- _INSTRUCTIONS FOR THE TASK_
The listing below is to be reproduced in full, exactly as given.
--- START ---
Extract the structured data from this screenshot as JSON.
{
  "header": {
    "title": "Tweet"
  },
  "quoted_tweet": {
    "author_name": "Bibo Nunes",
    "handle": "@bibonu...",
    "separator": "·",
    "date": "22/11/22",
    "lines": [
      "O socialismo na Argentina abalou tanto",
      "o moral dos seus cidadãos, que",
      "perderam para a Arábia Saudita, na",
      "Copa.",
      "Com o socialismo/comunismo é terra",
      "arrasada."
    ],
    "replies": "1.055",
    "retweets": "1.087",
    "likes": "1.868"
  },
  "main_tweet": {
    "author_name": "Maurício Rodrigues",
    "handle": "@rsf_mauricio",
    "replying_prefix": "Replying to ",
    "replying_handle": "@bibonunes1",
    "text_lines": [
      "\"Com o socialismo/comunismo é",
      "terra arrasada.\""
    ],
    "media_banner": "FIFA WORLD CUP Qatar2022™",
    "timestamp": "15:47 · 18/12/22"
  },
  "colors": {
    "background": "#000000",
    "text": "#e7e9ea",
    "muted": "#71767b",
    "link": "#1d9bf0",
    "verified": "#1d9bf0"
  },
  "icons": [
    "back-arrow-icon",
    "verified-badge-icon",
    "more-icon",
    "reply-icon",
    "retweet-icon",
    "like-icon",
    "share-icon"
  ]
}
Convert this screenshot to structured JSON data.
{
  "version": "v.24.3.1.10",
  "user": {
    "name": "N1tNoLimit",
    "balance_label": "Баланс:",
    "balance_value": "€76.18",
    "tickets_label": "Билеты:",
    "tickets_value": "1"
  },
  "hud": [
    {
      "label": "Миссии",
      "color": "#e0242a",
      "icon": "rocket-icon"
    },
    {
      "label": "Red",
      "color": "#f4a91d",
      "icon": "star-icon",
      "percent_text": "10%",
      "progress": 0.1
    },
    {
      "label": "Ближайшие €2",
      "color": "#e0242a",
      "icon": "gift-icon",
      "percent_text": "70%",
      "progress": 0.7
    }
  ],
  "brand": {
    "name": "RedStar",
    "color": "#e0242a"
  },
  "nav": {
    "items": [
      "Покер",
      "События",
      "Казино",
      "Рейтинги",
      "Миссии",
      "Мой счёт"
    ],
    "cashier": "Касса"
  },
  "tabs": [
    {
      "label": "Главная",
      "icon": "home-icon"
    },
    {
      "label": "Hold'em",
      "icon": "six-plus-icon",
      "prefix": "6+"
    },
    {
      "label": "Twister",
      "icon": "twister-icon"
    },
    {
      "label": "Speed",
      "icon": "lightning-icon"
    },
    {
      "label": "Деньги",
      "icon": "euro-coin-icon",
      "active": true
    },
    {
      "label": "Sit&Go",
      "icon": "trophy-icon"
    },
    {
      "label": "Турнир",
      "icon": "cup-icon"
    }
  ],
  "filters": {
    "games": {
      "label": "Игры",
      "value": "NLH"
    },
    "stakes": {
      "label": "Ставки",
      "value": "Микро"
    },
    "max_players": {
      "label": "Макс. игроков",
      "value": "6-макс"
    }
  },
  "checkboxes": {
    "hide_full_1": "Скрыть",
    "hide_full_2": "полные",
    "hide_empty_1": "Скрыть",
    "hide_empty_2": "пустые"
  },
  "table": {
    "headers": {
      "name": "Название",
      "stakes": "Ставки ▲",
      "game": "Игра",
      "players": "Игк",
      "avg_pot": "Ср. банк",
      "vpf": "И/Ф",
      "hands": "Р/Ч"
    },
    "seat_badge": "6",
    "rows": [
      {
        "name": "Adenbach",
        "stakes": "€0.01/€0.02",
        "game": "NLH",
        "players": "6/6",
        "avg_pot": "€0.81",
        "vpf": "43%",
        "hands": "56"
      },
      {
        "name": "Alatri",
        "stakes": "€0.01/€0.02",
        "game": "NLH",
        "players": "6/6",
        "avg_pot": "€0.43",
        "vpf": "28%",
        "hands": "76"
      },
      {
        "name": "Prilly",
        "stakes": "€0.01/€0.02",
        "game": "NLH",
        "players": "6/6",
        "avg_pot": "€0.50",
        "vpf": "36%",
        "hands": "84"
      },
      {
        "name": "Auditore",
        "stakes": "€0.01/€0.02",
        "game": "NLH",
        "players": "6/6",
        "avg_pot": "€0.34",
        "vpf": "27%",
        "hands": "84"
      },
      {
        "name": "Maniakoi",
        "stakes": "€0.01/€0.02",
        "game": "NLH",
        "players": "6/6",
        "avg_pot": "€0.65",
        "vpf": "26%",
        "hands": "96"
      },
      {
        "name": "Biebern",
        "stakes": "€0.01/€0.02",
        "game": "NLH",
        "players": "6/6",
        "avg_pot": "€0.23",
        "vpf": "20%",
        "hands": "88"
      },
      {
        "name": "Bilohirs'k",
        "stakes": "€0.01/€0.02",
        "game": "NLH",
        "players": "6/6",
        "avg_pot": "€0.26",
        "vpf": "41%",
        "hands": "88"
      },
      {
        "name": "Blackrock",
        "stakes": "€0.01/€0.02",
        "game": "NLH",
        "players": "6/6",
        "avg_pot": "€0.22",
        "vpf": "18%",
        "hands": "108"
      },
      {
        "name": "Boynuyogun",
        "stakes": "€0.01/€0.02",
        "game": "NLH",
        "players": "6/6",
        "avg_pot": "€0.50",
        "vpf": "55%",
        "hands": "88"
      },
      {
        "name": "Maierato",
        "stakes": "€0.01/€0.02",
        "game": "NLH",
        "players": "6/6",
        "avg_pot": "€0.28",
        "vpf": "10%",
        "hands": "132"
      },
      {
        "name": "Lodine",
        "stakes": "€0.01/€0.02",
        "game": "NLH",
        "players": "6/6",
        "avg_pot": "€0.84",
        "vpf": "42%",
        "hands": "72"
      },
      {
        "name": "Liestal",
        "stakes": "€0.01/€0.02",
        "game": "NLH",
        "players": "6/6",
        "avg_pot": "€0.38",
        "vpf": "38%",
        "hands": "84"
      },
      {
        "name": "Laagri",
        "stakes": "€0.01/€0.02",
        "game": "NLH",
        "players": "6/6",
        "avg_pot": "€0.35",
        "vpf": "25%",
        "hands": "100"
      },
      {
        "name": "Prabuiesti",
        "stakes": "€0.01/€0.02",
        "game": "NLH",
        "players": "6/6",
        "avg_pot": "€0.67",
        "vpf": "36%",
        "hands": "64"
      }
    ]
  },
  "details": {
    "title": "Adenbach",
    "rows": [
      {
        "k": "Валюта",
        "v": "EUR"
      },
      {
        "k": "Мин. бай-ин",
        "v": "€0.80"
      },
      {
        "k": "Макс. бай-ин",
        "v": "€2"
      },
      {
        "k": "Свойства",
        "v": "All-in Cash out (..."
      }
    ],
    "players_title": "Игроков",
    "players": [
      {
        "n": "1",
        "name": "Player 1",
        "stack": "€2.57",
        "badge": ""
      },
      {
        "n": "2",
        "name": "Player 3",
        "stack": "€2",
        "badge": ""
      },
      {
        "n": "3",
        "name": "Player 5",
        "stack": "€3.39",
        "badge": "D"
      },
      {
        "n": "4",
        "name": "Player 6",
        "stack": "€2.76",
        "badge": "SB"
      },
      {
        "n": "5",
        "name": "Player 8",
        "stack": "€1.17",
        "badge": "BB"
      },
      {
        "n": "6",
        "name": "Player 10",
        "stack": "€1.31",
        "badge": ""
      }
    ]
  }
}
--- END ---
- _FINISHED EXERCISE_
Extract the structured data from this screenshot as JSON.
{
  "header": {
    "title": "Tweet"
  },
  "quoted_tweet": {
    "author_name": "Bibo Nunes",
    "handle": "@bibonu...",
    "separator": "·",
    "date": "22/11/22",
    "lines": [
      "O socialismo na Argentina abalou tanto",
      "o moral dos seus cidadãos, que",
      "perderam para a Arábia Saudita, na",
      "Copa.",
      "Com o socialismo/comunismo é terra",
      "arrasada."
    ],
    "replies": "1.055",
    "retweets": "1.087",
    "likes": "1.868"
  },
  "main_tweet": {
    "author_name": "Maurício Rodrigues",
    "handle": "@rsf_mauricio",
    "replying_prefix": "Replying to ",
    "replying_handle": "@bibonunes1",
    "text_lines": [
      "\"Com o socialismo/comunismo é",
      "terra arrasada.\""
    ],
    "media_banner": "FIFA WORLD CUP Qatar2022™",
    "timestamp": "15:47 · 18/12/22"
  },
  "colors": {
    "background": "#000000",
    "text": "#e7e9ea",
    "muted": "#71767b",
    "link": "#1d9bf0",
    "verified": "#1d9bf0"
  },
  "icons": [
    "back-arrow-icon",
    "verified-badge-icon",
    "more-icon",
    "reply-icon",
    "retweet-icon",
    "like-icon",
    "share-icon"
  ]
}
Convert this screenshot to structured JSON data.
{
  "version": "v.24.3.1.10",
  "user": {
    "name": "N1tNoLimit",
    "balance_label": "Баланс:",
    "balance_value": "€76.18",
    "tickets_label": "Билеты:",
    "tickets_value": "1"
  },
  "hud": [
    {
      "label": "Миссии",
      "color": "#e0242a",
      "icon": "rocket-icon"
    },
    {
      "label": "Red",
      "color": "#f4a91d",
      "icon": "star-icon",
      "percent_text": "10%",
      "progress": 0.1
    },
    {
      "label": "Ближайшие €2",
      "color": "#e0242a",
      "icon": "gift-icon",
      "percent_text": "70%",
      "progress": 0.7
    }
  ],
  "brand": {
    "name": "RedStar",
    "color": "#e0242a"
  },
  "nav": {
    "items": [
      "Покер",
      "События",
      "Казино",
      "Рейтинги",
      "Миссии",
      "Мой счёт"
    ],
    "cashier": "Касса"
  },
  "tabs": [
    {
      "label": "Главная",
      "icon": "home-icon"
    },
    {
      "label": "Hold'em",
      "icon": "six-plus-icon",
      "prefix": "6+"
    },
    {
      "label": "Twister",
      "icon": "twister-icon"
    },
    {
      "label": "Speed",
      "icon": "lightning-icon"
    },
    {
      "label": "Деньги",
      "icon": "euro-coin-icon",
      "active": true
    },
    {
      "label": "Sit&Go",
      "icon": "trophy-icon"
    },
    {
      "label": "Турнир",
      "icon": "cup-icon"
    }
  ],
  "filters": {
    "games": {
      "label": "Игры",
      "value": "NLH"
    },
    "stakes": {
      "label": "Ставки",
      "value": "Микро"
    },
    "max_players": {
      "label": "Макс. игроков",
      "value": "6-макс"
    }
  },
  "checkboxes": {
    "hide_full_1": "Скрыть",
    "hide_full_2": "полные",
    "hide_empty_1": "Скрыть",
    "hide_empty_2": "пустые"
  },
  "table": {
    "headers": {
      "name": "Название",
      "stakes": "Ставки ▲",
      "game": "Игра",
      "players": "Игк",
      "avg_pot": "Ср. банк",
      "vpf": "И/Ф",
      "hands": "Р/Ч"
    },
    "seat_badge": "6",
    "rows": [
      {
        "name": "Adenbach",
        "stakes": "€0.01/€0.02",
        "game": "NLH",
        "players": "6/6",
        "avg_pot": "€0.81",
        "vpf": "43%",
        "hands": "56"
      },
      {
        "name": "Alatri",
        "stakes": "€0.01/€0.02",
        "game": "NLH",
        "players": "6/6",
        "avg_pot": "€0.43",
        "vpf": "28%",
        "hands": "76"
      },
      {
        "name": "Prilly",
        "stakes": "€0.01/€0.02",
        "game": "NLH",
        "players": "6/6",
        "avg_pot": "€0.50",
        "vpf": "36%",
        "hands": "84"
      },
      {
        "name": "Auditore",
        "stakes": "€0.01/€0.02",
        "game": "NLH",
        "players": "6/6",
        "avg_pot": "€0.34",
        "vpf": "27%",
        "hands": "84"
      },
      {
        "name": "Maniakoi",
        "stakes": "€0.01/€0.02",
        "game": "NLH",
        "players": "6/6",
        "avg_pot": "€0.65",
        "vpf": "26%",
        "hands": "96"
      },
      {
        "name": "Biebern",
        "stakes": "€0.01/€0.02",
        "game": "NLH",
        "players": "6/6",
        "avg_pot": "€0.23",
        "vpf": "20%",
        "hands": "88"
      },
      {
        "name": "Bilohirs'k",
        "stakes": "€0.01/€0.02",
        "game": "NLH",
        "players": "6/6",
        "avg_pot": "€0.26",
        "vpf": "41%",
        "hands": "88"
      },
      {
        "name": "Blackrock",
        "stakes": "€0.01/€0.02",
        "game": "NLH",
        "players": "6/6",
        "avg_pot": "€0.22",
        "vpf": "18%",
        "hands": "108"
      },
      {
        "name": "Boynuyogun",
        "stakes": "€0.01/€0.02",
        "game": "NLH",
        "players": "6/6",
        "avg_pot": "€0.50",
        "vpf": "55%",
        "hands": "88"
      },
      {
        "name": "Maierato",
        "stakes": "€0.01/€0.02",
        "game": "NLH",
        "players": "6/6",
        "avg_pot": "€0.28",
        "vpf": "10%",
        "hands": "132"
      },
      {
        "name": "Lodine",
        "stakes": "€0.01/€0.02",
        "game": "NLH",
        "players": "6/6",
        "avg_pot": "€0.84",
        "vpf": "42%",
        "hands": "72"
      },
      {
        "name": "Liestal",
        "stakes": "€0.01/€0.02",
        "game": "NLH",
        "players": "6/6",
        "avg_pot": "€0.38",
        "vpf": "38%",
        "hands": "84"
      },
      {
        "name": "Laagri",
        "stakes": "€0.01/€0.02",
        "game": "NLH",
        "players": "6/6",
        "avg_pot": "€0.35",
        "vpf": "25%",
        "hands": "100"
      },
      {
        "name": "Prabuiesti",
        "stakes": "€0.01/€0.02",
        "game": "NLH",
        "players": "6/6",
        "avg_pot": "€0.67",
        "vpf": "36%",
        "hands": "64"
      }
    ]
  },
  "details": {
    "title": "Adenbach",
    "rows": [
      {
        "k": "Валюта",
        "v": "EUR"
      },
      {
        "k": "Мин. бай-ин",
        "v": "€0.80"
      },
      {
        "k": "Макс. бай-ин",
        "v": "€2"
      },
      {
        "k": "Свойства",
        "v": "All-in Cash out (..."
      }
    ],
    "players_title": "Игроков",
    "players": [
      {
        "n": "1",
        "name": "Player 1",
        "stack": "€2.57",
        "badge": ""
      },
      {
        "n": "2",
        "name": "Player 3",
        "stack": "€2",
        "badge": ""
      },
      {
        "n": "3",
        "name": "Player 5",
        "stack": "€3.39",
        "badge": "D"
      },
      {
        "n": "4",
        "name": "Player 6",
        "stack": "€2.76",
        "badge": "SB"
      },
      {
        "n": "5",
        "name": "Player 8",
        "stack": "€1.17",
        "badge": "BB"
      },
      {
        "n": "6",
        "name": "Player 10",
        "stack": "€1.31",
        "badge": ""
      }
    ]
  }
}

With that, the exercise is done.